Authorities in Saudi Arabia announced the arrest of 88 on suspicion of planning to carry out terrorist attacks in the kingdom and abroad. The Interior Ministry statement didn't cite the "Islamic State" by name, saying only the arrests were related to the "painful reality the region is going through" and denouncing those with "sick ideas" who "spread their extremist opinions and corrupt the youth and drag them to places of strife." Under Saudi law, terrorism suspects can be held up to a year without charges. (WSJ, Sept. 2) When ISIS was seizing northern Iraq in June, one leader boasted that they planned to overrun Saudi Arabia, capture Mecca, and raze the Kaaba. ISIS militant Abu Turab al-Mugaddasi said: "If Allah wills, we will kill those who worship stones in Mecca and destroy the Kaaba.
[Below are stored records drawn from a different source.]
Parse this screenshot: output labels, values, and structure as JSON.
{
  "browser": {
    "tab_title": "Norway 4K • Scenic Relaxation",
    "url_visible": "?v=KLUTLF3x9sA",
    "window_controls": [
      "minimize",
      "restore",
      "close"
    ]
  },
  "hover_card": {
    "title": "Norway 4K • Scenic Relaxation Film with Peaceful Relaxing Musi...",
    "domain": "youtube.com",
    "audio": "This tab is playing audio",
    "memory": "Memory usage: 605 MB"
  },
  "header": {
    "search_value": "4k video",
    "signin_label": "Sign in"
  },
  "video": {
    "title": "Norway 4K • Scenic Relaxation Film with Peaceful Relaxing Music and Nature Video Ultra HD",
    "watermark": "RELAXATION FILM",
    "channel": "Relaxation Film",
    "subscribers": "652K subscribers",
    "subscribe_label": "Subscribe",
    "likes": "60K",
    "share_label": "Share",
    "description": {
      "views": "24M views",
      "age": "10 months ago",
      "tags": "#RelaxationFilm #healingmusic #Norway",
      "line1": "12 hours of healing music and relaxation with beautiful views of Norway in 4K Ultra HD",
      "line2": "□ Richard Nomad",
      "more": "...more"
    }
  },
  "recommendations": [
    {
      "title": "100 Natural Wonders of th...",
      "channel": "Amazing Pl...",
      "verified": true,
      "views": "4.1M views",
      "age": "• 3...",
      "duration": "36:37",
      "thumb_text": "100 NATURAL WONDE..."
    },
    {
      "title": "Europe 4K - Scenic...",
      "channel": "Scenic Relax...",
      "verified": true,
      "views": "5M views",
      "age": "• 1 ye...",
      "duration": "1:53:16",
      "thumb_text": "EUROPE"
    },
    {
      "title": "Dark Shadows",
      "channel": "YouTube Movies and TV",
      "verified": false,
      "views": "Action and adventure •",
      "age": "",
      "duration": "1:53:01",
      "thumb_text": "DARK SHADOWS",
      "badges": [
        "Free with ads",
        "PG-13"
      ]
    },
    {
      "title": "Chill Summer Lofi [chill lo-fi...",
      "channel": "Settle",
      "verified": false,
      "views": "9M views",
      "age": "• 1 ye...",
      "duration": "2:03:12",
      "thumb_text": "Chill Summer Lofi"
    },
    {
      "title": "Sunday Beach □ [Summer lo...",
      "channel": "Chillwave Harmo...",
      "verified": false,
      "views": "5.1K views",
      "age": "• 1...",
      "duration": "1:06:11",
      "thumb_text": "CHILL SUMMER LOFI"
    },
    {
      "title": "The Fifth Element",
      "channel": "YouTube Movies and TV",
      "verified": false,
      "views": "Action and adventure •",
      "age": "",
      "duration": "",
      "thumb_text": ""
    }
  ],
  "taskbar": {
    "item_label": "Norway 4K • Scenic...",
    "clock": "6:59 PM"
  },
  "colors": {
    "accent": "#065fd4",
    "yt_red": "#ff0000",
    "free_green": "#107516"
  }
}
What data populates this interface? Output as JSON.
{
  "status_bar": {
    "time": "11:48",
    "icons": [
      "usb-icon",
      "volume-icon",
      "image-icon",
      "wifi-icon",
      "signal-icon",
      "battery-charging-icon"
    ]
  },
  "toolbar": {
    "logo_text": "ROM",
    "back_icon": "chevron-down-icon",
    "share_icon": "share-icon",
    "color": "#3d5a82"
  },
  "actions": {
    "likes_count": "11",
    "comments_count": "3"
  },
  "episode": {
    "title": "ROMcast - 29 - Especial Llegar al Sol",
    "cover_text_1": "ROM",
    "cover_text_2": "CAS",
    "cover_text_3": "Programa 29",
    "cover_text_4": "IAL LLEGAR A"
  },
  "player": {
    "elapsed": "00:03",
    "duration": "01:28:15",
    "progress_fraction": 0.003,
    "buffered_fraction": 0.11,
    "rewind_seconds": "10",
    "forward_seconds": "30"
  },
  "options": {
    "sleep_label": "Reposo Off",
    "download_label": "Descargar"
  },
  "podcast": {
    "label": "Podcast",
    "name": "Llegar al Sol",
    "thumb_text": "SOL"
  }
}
People go to Mecca to touch the stones, not for Allah." (India Today, July 1; APA, Azerbaijan, June 30)
As we have noted, author Salman Rushdie and Egyptian feminist Nawal El Saadawi have both asserted that the Kaaba, Islam's holiest shrine, was revered before the time of Mohammed, and the Black Stone it contains was associated with goddess-worship. ISIS has already destroyed numerous shrines in both Mosul and areas of Syria under their control. Qaedists and their ilk consider veneration of shrines to be idolatry, and have been very busy destroying the tombs of Islamic saints from Syria to Pakistan to Mali to Tunisia to Libya.